Carbon tetrachloride, also known by many other names (see Table) is the organic compound with the formula CCl4. It is a reagent in synthetic chemistry and was formerly widely used in fire extinguishers and as a precursor to refrigerants. It is a colorless liquid with a "sweet" smell that can be detected at low levels.
Both carbon tetrachloride and tetrachloromethane are acceptable names under IUPAC nomenclature. Colloquially, it is called "carbon tet".
Carbon tetrachloride was originally synthesised in 1839 by reaction of chloroform with chlorine, from the french chemist Henri Victor Regnault, but now it is mainly synthesized from methane:chlorination reactions, such as the syntheses of dichloromethane and chloroform. Higher chlorocarbons are also subjected to "chlorinolysis:"
Prior to the 1950s, carbon tetrachloride was manufactured by the chlorination of carbon disulfide at 105 to 130 °C:
Solid tetrachloromethane has 2 polymorphs: crystalline II below -47.5 °C (225.6 K) and crystalline I above -47.5 °C.
In the early 20th century, carbon tetrachloride was widely used as a dry cleaning solvent, as a refrigerant and put in lava lamps. Small, carbon tetrachloride fire extinguishers were widely used and took the form of a brass bottle with a hand pump to expel the liquid.
However, once it became apparent that carbon tetrachloride exposure had severe adverse health effects, safer alternatives such as tetrachloroethylene were found for these applications, and its use in these roles declined from about 1940 onward. Carbon tetrachloride persisted as a pesticide to kill insects in stored grain, but in 1970, it was banned in consumer products in the United States.
One specialty use of "carbon tet" was by stamp collectors to reveal watermarks on the backs of postage stamps. A small amount of the liquid was placed on the back of a stamp sitting in a black glass or obsidian tray. The letters or design of the watermark could then be clearly detected.
Prior to the Montreal Protocol, large quantities of carbon tetrachloride were used to produce the freon refrigerants R-11 (trichlorofluoromethane) and R-12 (dichlorodifluoromethane). However, these refrigerants are now believed to play a role in ozone depletion and have been phased out. Carbon tetrachloride is still used to manufacture less destructive refrigerants.
Carbon tetrachloride has also been used in the detection of neutrinos. Carbon tetrachloride is one of the most potent hepatotoxins (toxic to the liver), and is widely used in scientific research to evaluate hepatoprotective agents 7,8
Because it has no C-H bonds, carbon tetrachloride does not easily undergo free-radical reactions. Hence it is a useful solvent for halogenations either by the elemental halogen, or by a halogenation reagent such as N-bromosuccinimide.
In 2008, a study of common cleaning products found the presence of carbon tetrachloride in "very high concentrations" (up to 101 mg m−3) as a result of manufacturers' mixing of surfactants or soap with sodium hypochlorite.

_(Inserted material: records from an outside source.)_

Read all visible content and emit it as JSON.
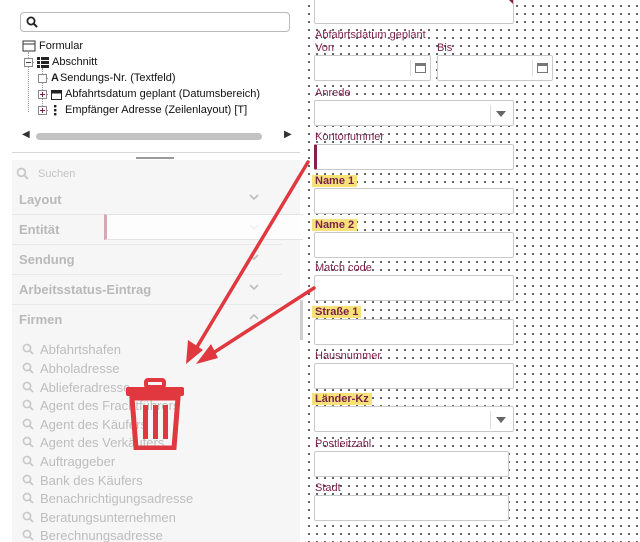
{
  "tree": {
    "search": {
      "placeholder": ""
    },
    "nodes": [
      {
        "label": "Formular",
        "icon": "form-icon"
      },
      {
        "label": "Abschnitt",
        "icon": "section-icon"
      },
      {
        "label": "Sendungs-Nr. (Textfeld)",
        "icon": "textfield-icon"
      },
      {
        "label": "Abfahrtsdatum geplant (Datumsbereich)",
        "icon": "daterange-icon"
      },
      {
        "label": "Empfänger Adresse (Zeilenlayout) [T]",
        "icon": "rowlayout-icon"
      }
    ]
  },
  "toolbox": {
    "search_placeholder": "Suchen",
    "categories": [
      "Layout",
      "Entität",
      "Sendung",
      "Arbeitsstatus-Eintrag",
      "Firmen"
    ],
    "items": [
      "Abfahrtshafen",
      "Abholadresse",
      "Ablieferadresse",
      "Agent des Frachtführers",
      "Agent des Käufers",
      "Agent des Verkäufers",
      "Auftraggeber",
      "Bank des Käufers",
      "Benachrichtigungsadresse",
      "Beratungsunternehmen",
      "Berechnungsadresse"
    ]
  },
  "form": {
    "abfahrtsdatum_label": "Abfahrtsdatum geplant",
    "von_label": "Von",
    "bis_label": "Bis",
    "anrede_label": "Anrede",
    "kontonummer_label": "Kontonummer",
    "name1_label": "Name 1",
    "name2_label": "Name 2",
    "matchcode_label": "Match code",
    "strasse1_label": "Straße 1",
    "hausnummer_label": "Hausnummer",
    "laenderkz_label": "Länder-Kz",
    "postleitzahl_label": "Postleitzahl",
    "stadt_label": "Stadt"
  },
  "colors": {
    "label": "#7a1f4a",
    "highlight": "#f7e27a",
    "annotation_red": "#e0383e",
    "accent": "#8a1e4c"
  }
}
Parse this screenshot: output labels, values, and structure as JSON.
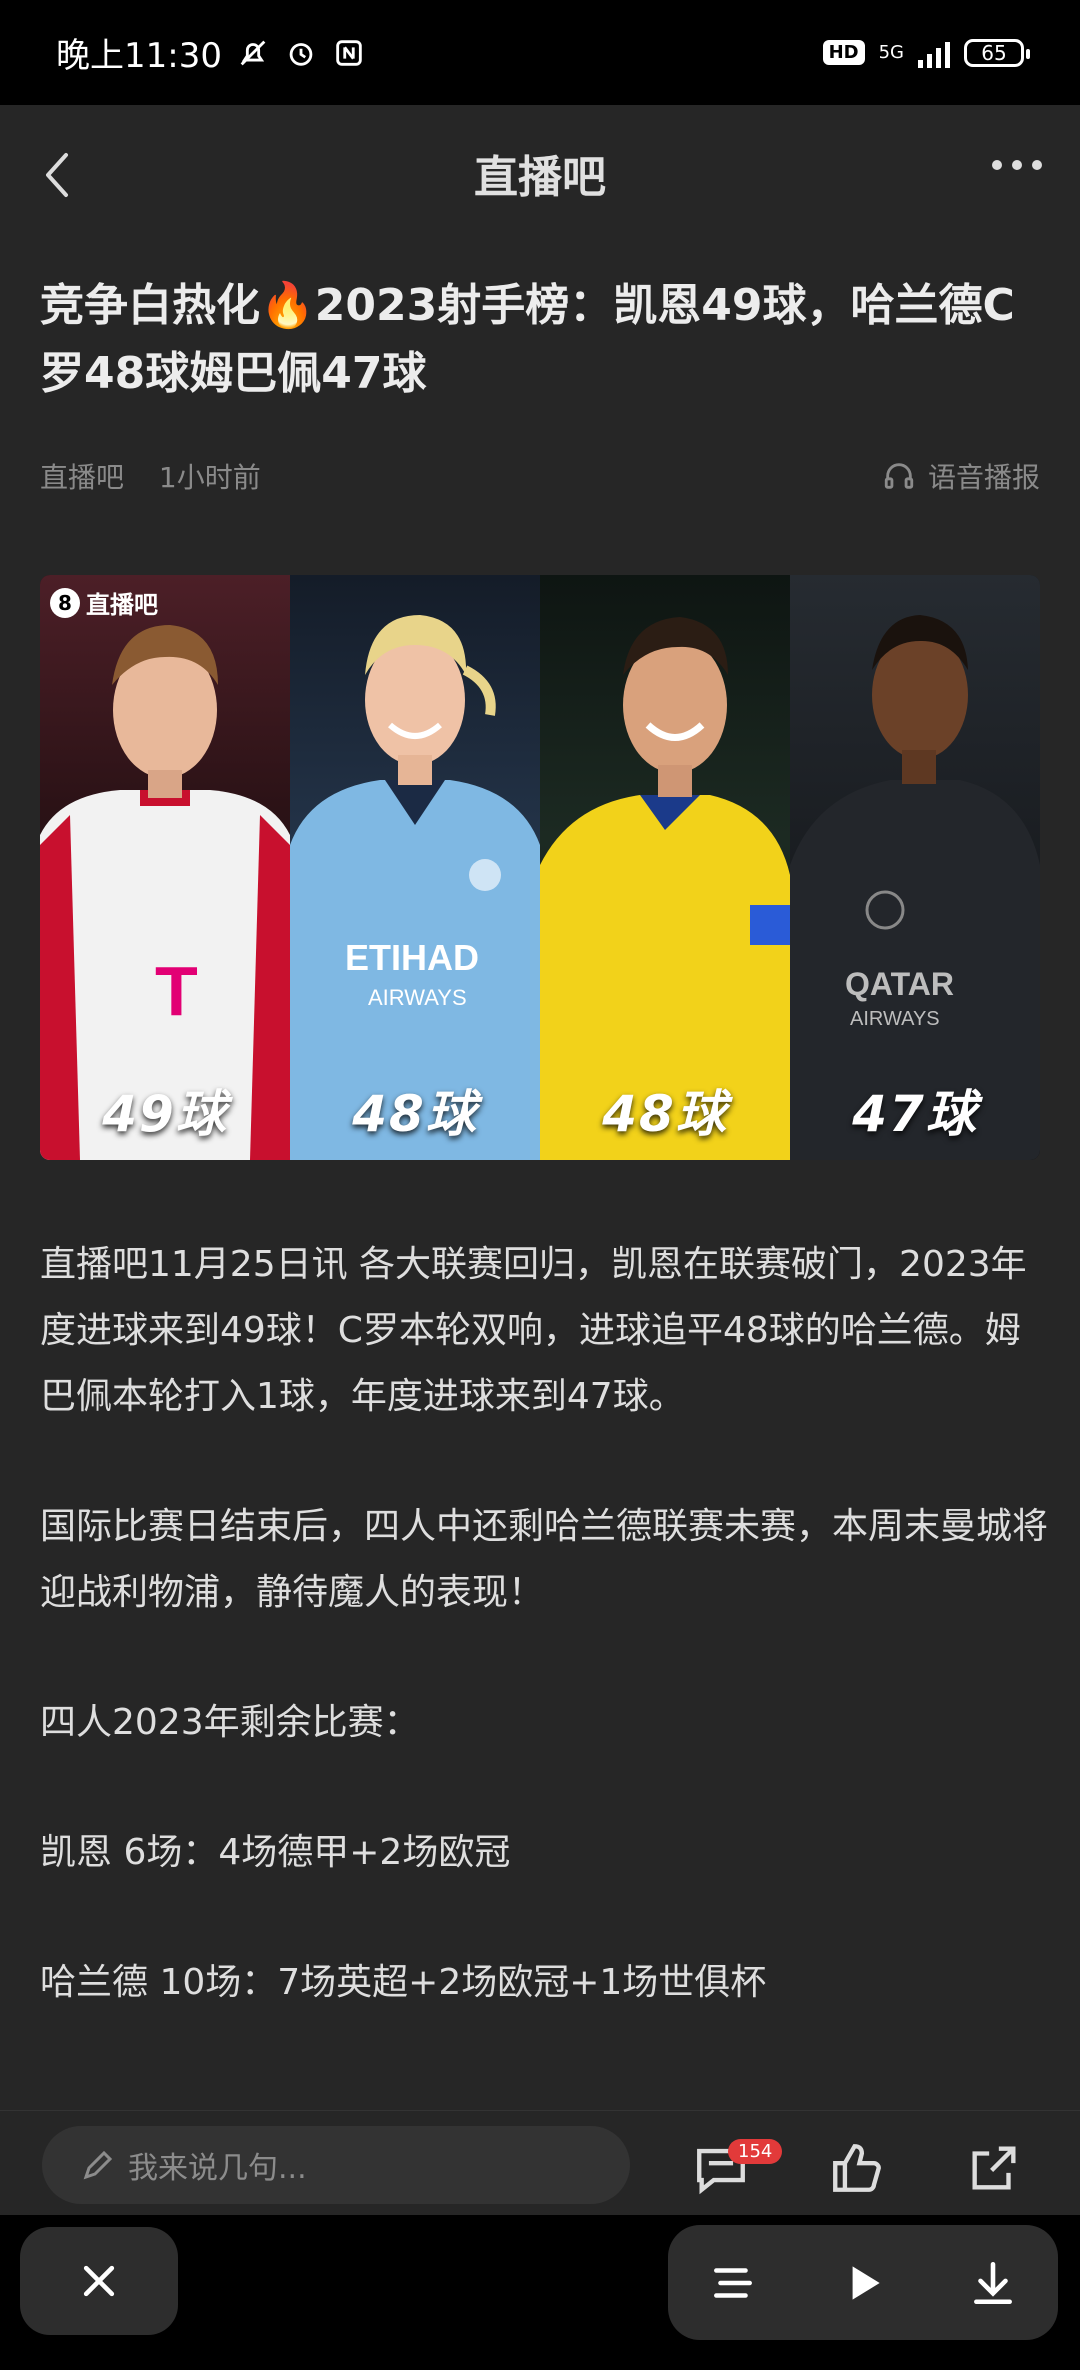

Carbon tetrachloride is also both ozone-depleting and a greenhouse gas. However, since 1992 its atmospheric concentrations have been in decline for the reasons described above (see also the atmospheric time-series figure).